Meanwhile Delfina has taken up with Soares, a rich white man. He is, of course married (to a white Portuguese woman). Soares and Delfina have a daughter, Jacinta. Jacinta is white and she is treated much better than Maria das Dores who, as the black, has to do all the work. Delfina is happier – It’s better to be a white man’s lover for an instant than a black man’s wife for one’s whole life!”. Soares does not do much: a tubby old man, who just ate and slept.. Delfina clearly sees being white as superior: Don’t eat those greens, it’s we blacks who eat those. You can eat chicken, Delfina says to Jacinta. However it is not all plain sailing for Jacinta. She saw that the blacks were very black. And the whites were very white. When she was with blacks, they called her white. And they didn’t want to play with her. They would keep her away, say bad things about her mother and use bad words. When she was with whites, they called her black. They chased her away too.

Delfina has other faults. She drinks and had more or less abandoned her children by Jose. She essentially sells Maria das Dores into prostitution to a man called Simba (who has a love-hate relationship with Delfina and who is, by his own admission a prophet who can’t see the colour of my own eyes. Who cures the pains of others but who was never able to cure his own), even though it was Maria das Dores that took care of her and her siblings when Delfina was drunk. Maria das Dores ends up with three children and, as she is so badly treated by Simba. she flees with her three children but, not surprisingly this does not work out well though the children are rescued and brought up by nuns while poor Maria das Dores wanders the country looking for them.

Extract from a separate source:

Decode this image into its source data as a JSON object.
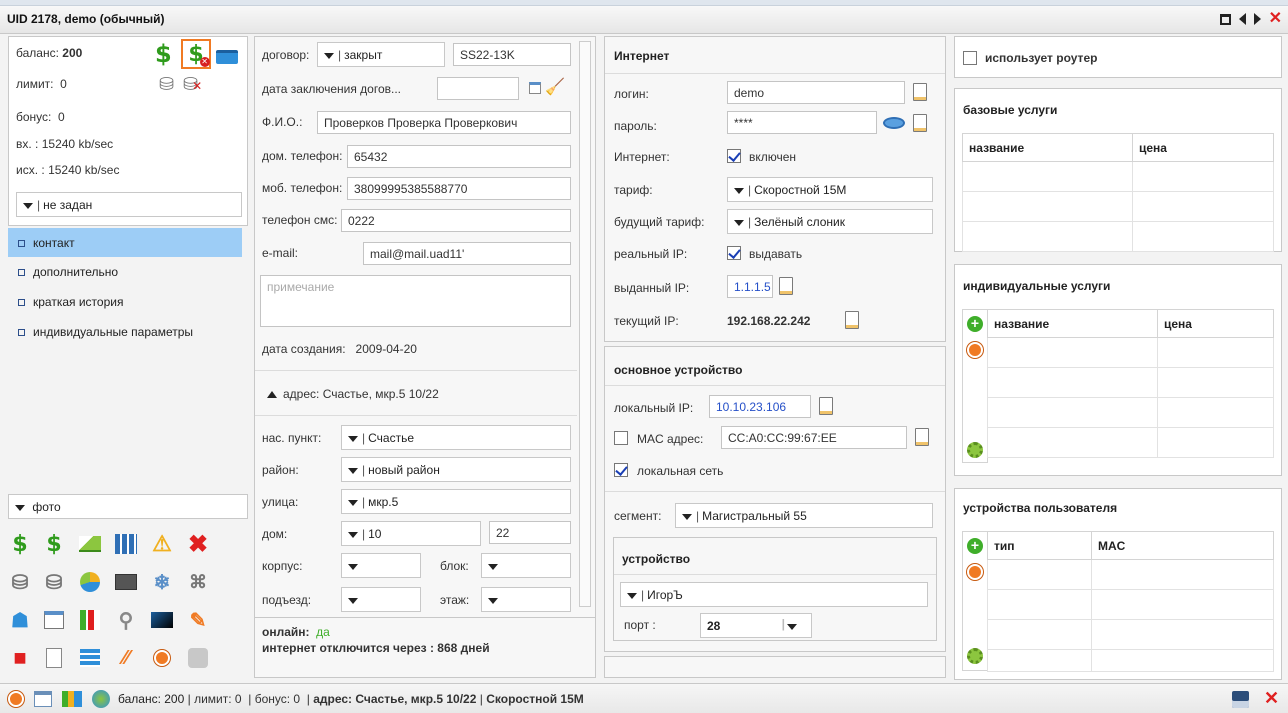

In many ways this is a sad story as nobody really end up happy but the story, while important, is not as important as the points Chiziane is making. On the one hand it is a paean to women or, at least, good women and, by extension, highly critical of most men: Women on their own are queens and are proud of existing as they did at the beginning of the world. Enslaved, they go out into the street, fight for freedom, but when they’re in the bedroom, they beg once again to be enslaved and dominated by men. And the men, those triumphant heroes, are only kings when they’re alone. In the arms of women, they howl like children.

However, it also is about good mothers and highly damning of racism, sexism colonialism (the Portuguese are bitterly condemned), mixed race marriages and polygamy. Moreover it is both a realist story abut also very much a mythical one with Maria das Dores as the black woman victim, Delfina as the opportunist black trying to get happiness with money, Soares as the lazy grasping coloniser, Jose as the black man selling his soul by becoming Assimilado, Simba as the false prophet and other characters appearing as both characters as well as playing a mythical role. It is a superbly told tell and this English translation is long overdue

Publishing history

First published in 2008 by Caminho
First English translation in 2024 by Archipelago Books
Translated by David Brookshaw